■ ACTIVITY ■
Repeat all of the data below word for word, keeping no images.

· · · · · · ·

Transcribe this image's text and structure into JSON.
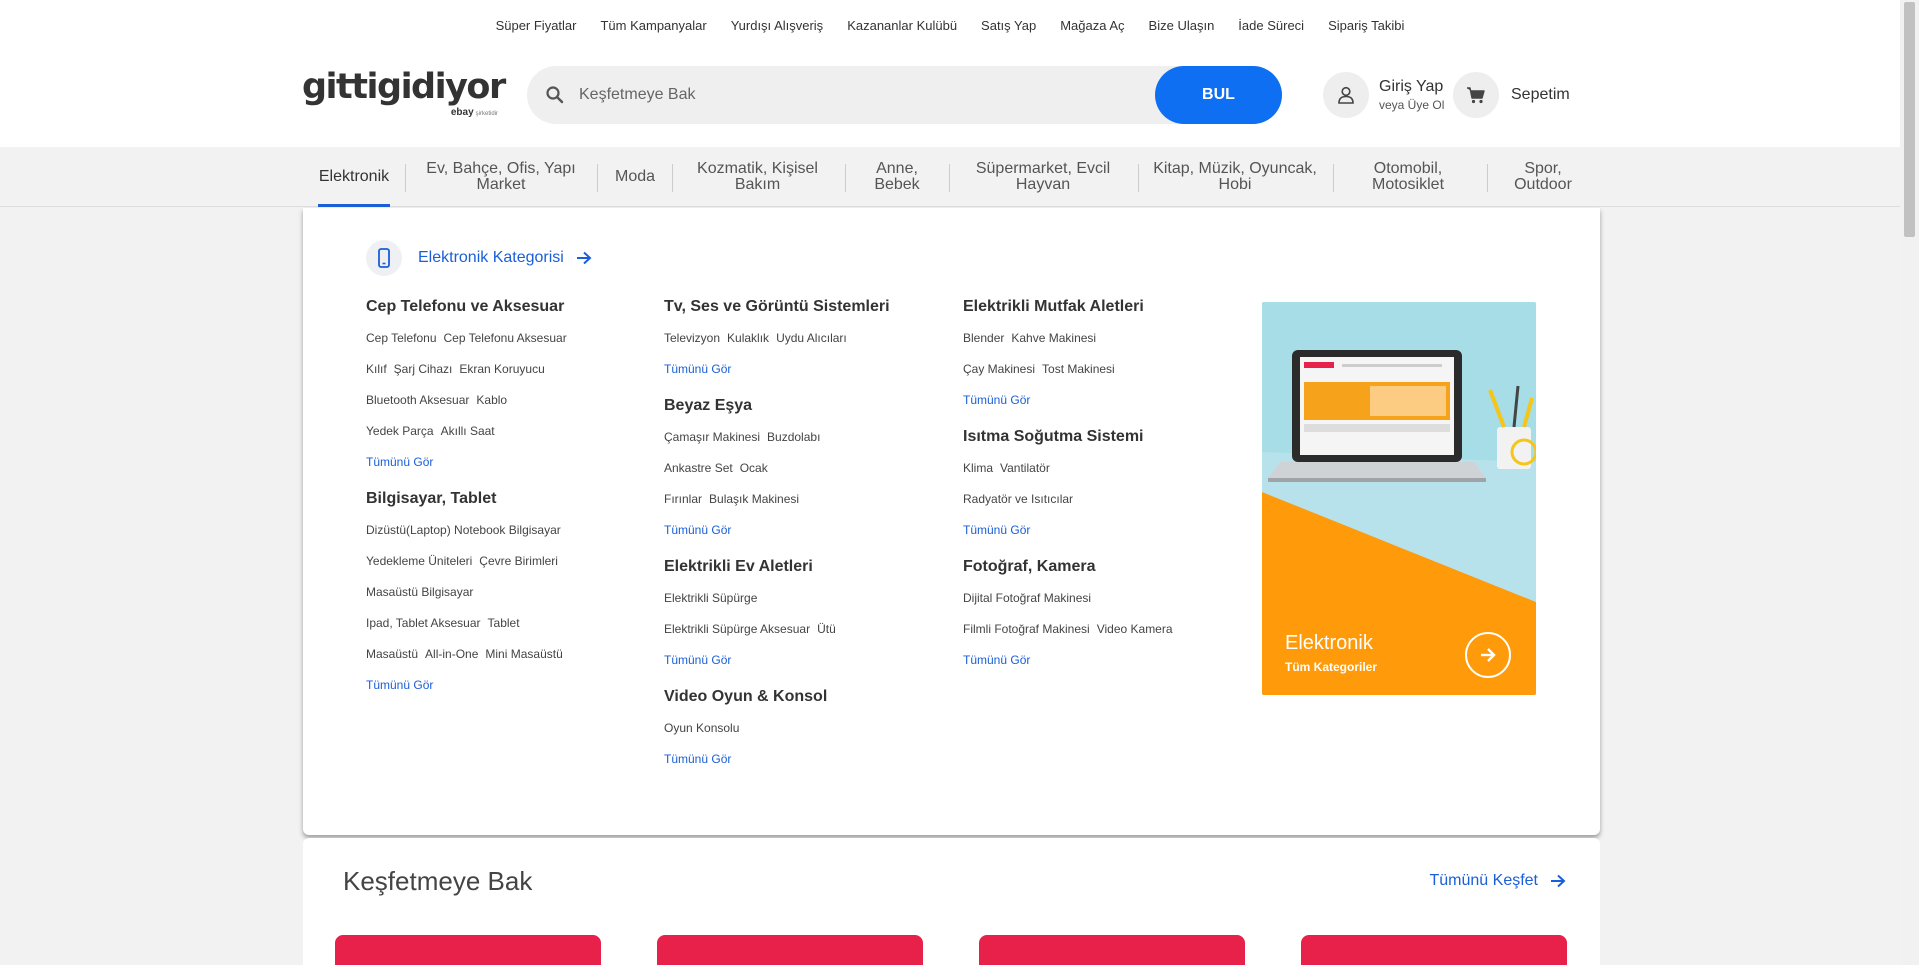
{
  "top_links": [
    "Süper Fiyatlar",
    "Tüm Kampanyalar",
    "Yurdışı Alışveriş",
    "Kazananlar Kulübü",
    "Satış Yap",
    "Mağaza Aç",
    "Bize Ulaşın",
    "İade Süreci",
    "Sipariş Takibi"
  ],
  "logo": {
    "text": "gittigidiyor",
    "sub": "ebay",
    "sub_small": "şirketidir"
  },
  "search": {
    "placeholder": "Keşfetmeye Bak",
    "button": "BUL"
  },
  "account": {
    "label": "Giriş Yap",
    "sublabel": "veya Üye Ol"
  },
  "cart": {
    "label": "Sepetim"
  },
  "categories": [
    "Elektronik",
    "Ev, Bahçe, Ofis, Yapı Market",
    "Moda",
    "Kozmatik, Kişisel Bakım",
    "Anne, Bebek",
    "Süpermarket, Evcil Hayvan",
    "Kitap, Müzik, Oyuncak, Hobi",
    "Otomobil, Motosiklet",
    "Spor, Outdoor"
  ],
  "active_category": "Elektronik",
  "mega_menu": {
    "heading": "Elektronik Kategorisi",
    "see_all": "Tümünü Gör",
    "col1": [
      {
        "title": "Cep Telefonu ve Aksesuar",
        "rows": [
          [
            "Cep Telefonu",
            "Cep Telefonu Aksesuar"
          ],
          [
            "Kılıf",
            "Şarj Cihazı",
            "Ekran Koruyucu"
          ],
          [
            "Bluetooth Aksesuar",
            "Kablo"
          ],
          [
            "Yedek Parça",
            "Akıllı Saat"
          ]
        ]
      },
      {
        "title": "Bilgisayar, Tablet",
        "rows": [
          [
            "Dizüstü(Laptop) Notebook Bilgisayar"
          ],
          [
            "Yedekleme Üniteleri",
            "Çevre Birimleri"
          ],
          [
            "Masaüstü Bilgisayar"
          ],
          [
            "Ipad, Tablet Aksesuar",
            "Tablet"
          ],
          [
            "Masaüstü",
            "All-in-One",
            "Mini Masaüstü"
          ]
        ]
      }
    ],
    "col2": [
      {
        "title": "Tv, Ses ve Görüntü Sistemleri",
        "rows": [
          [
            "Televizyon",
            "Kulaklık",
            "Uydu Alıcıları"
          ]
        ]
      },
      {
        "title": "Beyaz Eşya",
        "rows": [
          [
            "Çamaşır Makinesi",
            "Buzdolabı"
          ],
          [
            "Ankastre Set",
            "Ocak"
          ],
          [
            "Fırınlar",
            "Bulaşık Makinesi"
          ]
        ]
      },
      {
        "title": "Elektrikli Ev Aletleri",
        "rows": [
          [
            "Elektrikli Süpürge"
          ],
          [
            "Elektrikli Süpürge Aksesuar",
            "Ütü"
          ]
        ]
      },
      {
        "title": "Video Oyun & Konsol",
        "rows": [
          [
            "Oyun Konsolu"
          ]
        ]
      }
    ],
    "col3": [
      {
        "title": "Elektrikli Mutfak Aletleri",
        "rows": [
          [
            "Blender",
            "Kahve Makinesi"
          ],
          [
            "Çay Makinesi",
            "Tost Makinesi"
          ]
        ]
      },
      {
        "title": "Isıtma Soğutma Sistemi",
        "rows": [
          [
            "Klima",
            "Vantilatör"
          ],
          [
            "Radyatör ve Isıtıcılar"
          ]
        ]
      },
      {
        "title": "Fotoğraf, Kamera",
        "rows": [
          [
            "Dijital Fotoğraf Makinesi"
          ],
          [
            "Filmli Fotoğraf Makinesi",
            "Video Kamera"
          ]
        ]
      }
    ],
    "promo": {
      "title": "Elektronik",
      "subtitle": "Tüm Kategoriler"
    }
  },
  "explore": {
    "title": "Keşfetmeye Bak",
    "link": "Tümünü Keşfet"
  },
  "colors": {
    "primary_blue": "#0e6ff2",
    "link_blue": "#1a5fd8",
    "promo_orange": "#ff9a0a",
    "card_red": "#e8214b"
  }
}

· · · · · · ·

■ RESPONSE BELOW ■
Transcribe this image's text and structure into JSON.
{
  "top_links": [
    "Süper Fiyatlar",
    "Tüm Kampanyalar",
    "Yurdışı Alışveriş",
    "Kazananlar Kulübü",
    "Satış Yap",
    "Mağaza Aç",
    "Bize Ulaşın",
    "İade Süreci",
    "Sipariş Takibi"
  ],
  "logo": {
    "text": "gittigidiyor",
    "sub": "ebay",
    "sub_small": "şirketidir"
  },
  "search": {
    "placeholder": "Keşfetmeye Bak",
    "button": "BUL"
  },
  "account": {
    "label": "Giriş Yap",
    "sublabel": "veya Üye Ol"
  },
  "cart": {
    "label": "Sepetim"
  },
  "categories": [
    "Elektronik",
    "Ev, Bahçe, Ofis, Yapı Market",
    "Moda",
    "Kozmatik, Kişisel Bakım",
    "Anne, Bebek",
    "Süpermarket, Evcil Hayvan",
    "Kitap, Müzik, Oyuncak, Hobi",
    "Otomobil, Motosiklet",
    "Spor, Outdoor"
  ],
  "active_category": "Elektronik",
  "mega_menu": {
    "heading": "Elektronik Kategorisi",
    "see_all": "Tümünü Gör",
    "col1": [
      {
        "title": "Cep Telefonu ve Aksesuar",
        "rows": [
          [
            "Cep Telefonu",
            "Cep Telefonu Aksesuar"
          ],
          [
            "Kılıf",
            "Şarj Cihazı",
            "Ekran Koruyucu"
          ],
          [
            "Bluetooth Aksesuar",
            "Kablo"
          ],
          [
            "Yedek Parça",
            "Akıllı Saat"
          ]
        ]
      },
      {
        "title": "Bilgisayar, Tablet",
        "rows": [
          [
            "Dizüstü(Laptop) Notebook Bilgisayar"
          ],
          [
            "Yedekleme Üniteleri",
            "Çevre Birimleri"
          ],
          [
            "Masaüstü Bilgisayar"
          ],
          [
            "Ipad, Tablet Aksesuar",
            "Tablet"
          ],
          [
            "Masaüstü",
            "All-in-One",
            "Mini Masaüstü"
          ]
        ]
      }
    ],
    "col2": [
      {
        "title": "Tv, Ses ve Görüntü Sistemleri",
        "rows": [
          [
            "Televizyon",
            "Kulaklık",
            "Uydu Alıcıları"
          ]
        ]
      },
      {
        "title": "Beyaz Eşya",
        "rows": [
          [
            "Çamaşır Makinesi",
            "Buzdolabı"
          ],
          [
            "Ankastre Set",
            "Ocak"
          ],
          [
            "Fırınlar",
            "Bulaşık Makinesi"
          ]
        ]
      },
      {
        "title": "Elektrikli Ev Aletleri",
        "rows": [
          [
            "Elektrikli Süpürge"
          ],
          [
            "Elektrikli Süpürge Aksesuar",
            "Ütü"
          ]
        ]
      },
      {
        "title": "Video Oyun & Konsol",
        "rows": [
          [
            "Oyun Konsolu"
          ]
        ]
      }
    ],
    "col3": [
      {
        "title": "Elektrikli Mutfak Aletleri",
        "rows": [
          [
            "Blender",
            "Kahve Makinesi"
          ],
          [
            "Çay Makinesi",
            "Tost Makinesi"
          ]
        ]
      },
      {
        "title": "Isıtma Soğutma Sistemi",
        "rows": [
          [
            "Klima",
            "Vantilatör"
          ],
          [
            "Radyatör ve Isıtıcılar"
          ]
        ]
      },
      {
        "title": "Fotoğraf, Kamera",
        "rows": [
          [
            "Dijital Fotoğraf Makinesi"
          ],
          [
            "Filmli Fotoğraf Makinesi",
            "Video Kamera"
          ]
        ]
      }
    ],
    "promo": {
      "title": "Elektronik",
      "subtitle": "Tüm Kategoriler"
    }
  },
  "explore": {
    "title": "Keşfetmeye Bak",
    "link": "Tümünü Keşfet"
  },
  "colors": {
    "primary_blue": "#0e6ff2",
    "link_blue": "#1a5fd8",
    "promo_orange": "#ff9a0a",
    "card_red": "#e8214b"
  }
}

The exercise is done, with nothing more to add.